▶ [Exercise aim]: Identify each line below that contains the word "Financial", and copy it out.

▶ [Source records]:
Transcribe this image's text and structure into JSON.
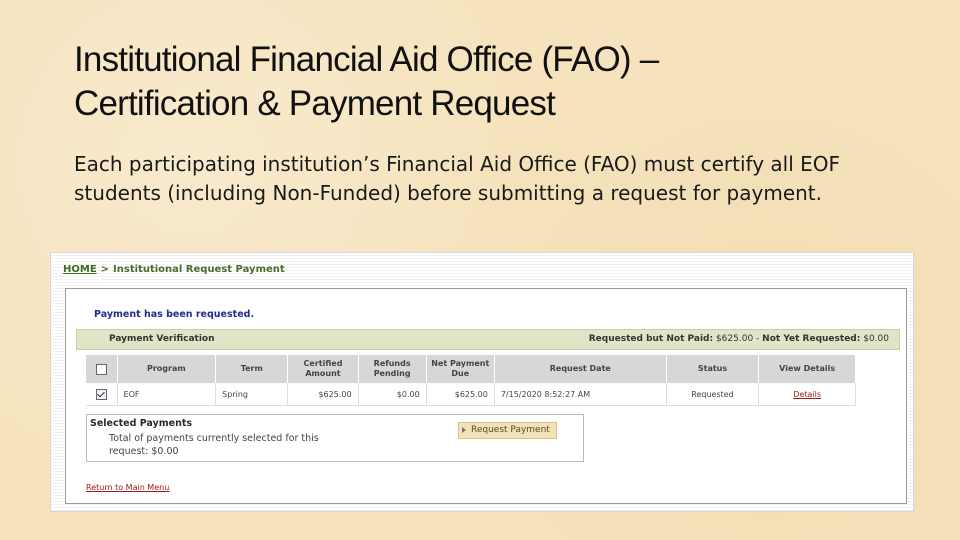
{
  "slide": {
    "title_line1": "Institutional Financial Aid Office (FAO) –",
    "title_line2": "Certification & Payment Request",
    "body": "Each participating institution’s Financial Aid Office (FAO) must certify all EOF students (including Non-Funded) before submitting a request for payment."
  },
  "breadcrumb": {
    "home": "HOME",
    "separator": ">",
    "current": "Institutional Request Payment"
  },
  "message": "Payment has been requested.",
  "verification": {
    "label": "Payment Verification",
    "requested_not_paid_label": "Requested but Not Paid:",
    "requested_not_paid_value": "$625.00",
    "dash": "-",
    "not_yet_requested_label": "Not Yet Requested:",
    "not_yet_requested_value": "$0.00"
  },
  "table": {
    "headers": [
      "Program",
      "Term",
      "Certified Amount",
      "Refunds Pending",
      "Net Payment Due",
      "Request Date",
      "Status",
      "View Details"
    ],
    "rows": [
      {
        "checked": true,
        "program": "EOF",
        "term": "Spring",
        "certified": "$625.00",
        "refunds": "$0.00",
        "net": "$625.00",
        "date": "7/15/2020 8:52:27 AM",
        "status": "Requested",
        "details": "Details"
      }
    ]
  },
  "selected": {
    "legend": "Selected Payments",
    "total": "Total of payments currently selected for this request: $0.00",
    "button": "Request Payment"
  },
  "return_link": "Return to Main Menu",
  "icons": {
    "checkbox": "checkbox-icon",
    "button_arrow": "arrow-right-icon"
  }
}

▶ [Output of the exercise]:
    "title_line1": "Institutional Financial Aid Office (FAO) –",
    "body": "Each participating institution’s Financial Aid Office (FAO) must certify all EOF students (including Non-Funded) before submitting a request for payment."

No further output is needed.